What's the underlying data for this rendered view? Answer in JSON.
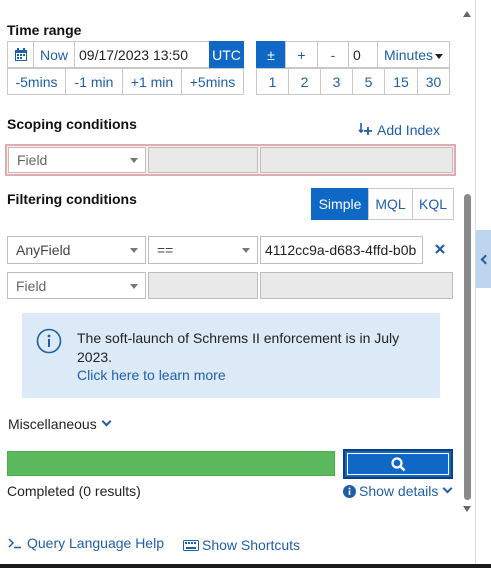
{
  "time_range": {
    "title": "Time range",
    "now_label": "Now",
    "datetime_value": "09/17/2023 13:50",
    "tz_label": "UTC",
    "plusminus_label": "±",
    "plus_label": "+",
    "minus_label": "-",
    "offset_value": "0",
    "unit_label": "Minutes",
    "quick_left": [
      "-5mins",
      "-1 min",
      "+1 min",
      "+5mins"
    ],
    "quick_right": [
      "1",
      "2",
      "3",
      "5",
      "15",
      "30"
    ]
  },
  "scoping": {
    "title": "Scoping conditions",
    "add_index_label": "Add Index",
    "field_placeholder": "Field"
  },
  "filtering": {
    "title": "Filtering conditions",
    "modes": [
      "Simple",
      "MQL",
      "KQL"
    ],
    "active_mode": "Simple",
    "row1": {
      "field": "AnyField",
      "operator": "==",
      "value": "4112cc9a-d683-4ffd-b0b"
    },
    "row2": {
      "field": "Field"
    }
  },
  "info": {
    "message": "The soft-launch of Schrems II enforcement is in July 2023.",
    "link_label": "Click here to learn more"
  },
  "misc_label": "Miscellaneous",
  "status": {
    "completed_text": "Completed (0 results)",
    "show_details_label": "Show details",
    "progress_fraction": 1.0
  },
  "footer": {
    "query_help_label": "Query Language Help",
    "shortcuts_label": "Show Shortcuts"
  },
  "colors": {
    "accent": "#1068c6",
    "progress": "#5cb85c",
    "info_bg": "#dceaf7",
    "scoping_border": "#e3a9b0"
  }
}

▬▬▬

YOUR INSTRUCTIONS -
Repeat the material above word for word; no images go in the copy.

RESULT FOR THIS EXERCISE -
What's the underlying data for this rendered view? Answer in JSON.
{
  "time_range": {
    "title": "Time range",
    "now_label": "Now",
    "datetime_value": "09/17/2023 13:50",
    "tz_label": "UTC",
    "plusminus_label": "±",
    "plus_label": "+",
    "minus_label": "-",
    "offset_value": "0",
    "unit_label": "Minutes",
    "quick_left": [
      "-5mins",
      "-1 min",
      "+1 min",
      "+5mins"
    ],
    "quick_right": [
      "1",
      "2",
      "3",
      "5",
      "15",
      "30"
    ]
  },
  "scoping": {
    "title": "Scoping conditions",
    "add_index_label": "Add Index",
    "field_placeholder": "Field"
  },
  "filtering": {
    "title": "Filtering conditions",
    "modes": [
      "Simple",
      "MQL",
      "KQL"
    ],
    "active_mode": "Simple",
    "row1": {
      "field": "AnyField",
      "operator": "==",
      "value": "4112cc9a-d683-4ffd-b0b"
    },
    "row2": {
      "field": "Field"
    }
  },
  "info": {
    "message": "The soft-launch of Schrems II enforcement is in July 2023.",
    "link_label": "Click here to learn more"
  },
  "misc_label": "Miscellaneous",
  "status": {
    "completed_text": "Completed (0 results)",
    "show_details_label": "Show details",
    "progress_fraction": 1.0
  },
  "footer": {
    "query_help_label": "Query Language Help",
    "shortcuts_label": "Show Shortcuts"
  },
  "colors": {
    "accent": "#1068c6",
    "progress": "#5cb85c",
    "info_bg": "#dceaf7",
    "scoping_border": "#e3a9b0"
  }
}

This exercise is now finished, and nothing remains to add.